Read through the listing below and return only the lines containing "settings".
-.-.-
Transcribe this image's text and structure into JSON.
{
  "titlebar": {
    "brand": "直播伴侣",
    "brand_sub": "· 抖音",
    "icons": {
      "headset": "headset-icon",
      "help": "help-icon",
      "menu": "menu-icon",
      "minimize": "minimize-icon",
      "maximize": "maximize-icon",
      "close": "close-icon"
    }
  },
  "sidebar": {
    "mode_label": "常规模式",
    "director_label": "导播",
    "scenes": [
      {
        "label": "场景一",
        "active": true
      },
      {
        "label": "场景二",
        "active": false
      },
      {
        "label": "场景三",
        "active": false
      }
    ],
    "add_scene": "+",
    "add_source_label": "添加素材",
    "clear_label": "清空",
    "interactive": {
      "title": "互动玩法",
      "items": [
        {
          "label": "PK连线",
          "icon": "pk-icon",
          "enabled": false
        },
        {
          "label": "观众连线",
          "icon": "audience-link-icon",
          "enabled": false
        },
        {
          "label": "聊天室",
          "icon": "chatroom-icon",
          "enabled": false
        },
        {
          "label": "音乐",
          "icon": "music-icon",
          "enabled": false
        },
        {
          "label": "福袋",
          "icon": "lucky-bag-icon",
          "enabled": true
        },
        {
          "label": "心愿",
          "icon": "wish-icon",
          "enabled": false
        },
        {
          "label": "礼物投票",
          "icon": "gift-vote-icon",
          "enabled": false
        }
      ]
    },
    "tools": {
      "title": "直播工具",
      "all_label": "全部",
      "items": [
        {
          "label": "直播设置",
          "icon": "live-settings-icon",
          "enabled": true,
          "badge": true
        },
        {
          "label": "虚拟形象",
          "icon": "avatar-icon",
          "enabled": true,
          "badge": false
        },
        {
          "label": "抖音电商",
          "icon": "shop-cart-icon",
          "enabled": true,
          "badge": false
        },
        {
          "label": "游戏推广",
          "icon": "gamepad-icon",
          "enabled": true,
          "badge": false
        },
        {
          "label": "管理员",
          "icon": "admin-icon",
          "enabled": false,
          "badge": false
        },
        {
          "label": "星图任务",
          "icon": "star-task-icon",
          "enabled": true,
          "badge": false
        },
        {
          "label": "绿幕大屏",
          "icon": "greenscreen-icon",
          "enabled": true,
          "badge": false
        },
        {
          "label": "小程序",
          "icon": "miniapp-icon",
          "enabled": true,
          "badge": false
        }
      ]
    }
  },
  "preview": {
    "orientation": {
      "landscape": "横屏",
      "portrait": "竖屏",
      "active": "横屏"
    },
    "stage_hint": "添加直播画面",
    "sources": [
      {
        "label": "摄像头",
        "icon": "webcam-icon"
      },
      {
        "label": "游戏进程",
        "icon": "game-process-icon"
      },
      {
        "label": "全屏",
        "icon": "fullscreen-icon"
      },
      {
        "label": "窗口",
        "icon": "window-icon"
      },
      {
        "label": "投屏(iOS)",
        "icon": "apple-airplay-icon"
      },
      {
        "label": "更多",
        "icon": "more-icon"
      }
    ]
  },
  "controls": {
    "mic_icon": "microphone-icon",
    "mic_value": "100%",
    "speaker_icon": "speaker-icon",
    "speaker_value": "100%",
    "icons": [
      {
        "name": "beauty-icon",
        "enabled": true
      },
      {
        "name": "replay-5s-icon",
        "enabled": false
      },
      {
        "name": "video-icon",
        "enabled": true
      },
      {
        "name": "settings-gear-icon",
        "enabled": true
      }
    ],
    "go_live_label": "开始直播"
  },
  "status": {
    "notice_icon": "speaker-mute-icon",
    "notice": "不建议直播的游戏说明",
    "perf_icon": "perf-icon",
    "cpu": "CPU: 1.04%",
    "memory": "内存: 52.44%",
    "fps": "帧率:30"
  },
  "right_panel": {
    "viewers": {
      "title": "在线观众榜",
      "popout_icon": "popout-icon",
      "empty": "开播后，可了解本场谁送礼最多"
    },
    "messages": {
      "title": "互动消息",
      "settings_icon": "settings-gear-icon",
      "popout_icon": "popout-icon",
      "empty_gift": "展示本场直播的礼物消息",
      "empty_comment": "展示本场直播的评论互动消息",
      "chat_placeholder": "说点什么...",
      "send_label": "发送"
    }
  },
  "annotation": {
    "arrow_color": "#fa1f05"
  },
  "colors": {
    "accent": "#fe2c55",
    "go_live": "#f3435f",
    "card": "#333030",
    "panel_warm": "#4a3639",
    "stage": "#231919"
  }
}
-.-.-
# Your solution
          "icon": "live-settings-icon",
        "name": "settings-gear-icon",
      "settings_icon": "settings-gear-icon",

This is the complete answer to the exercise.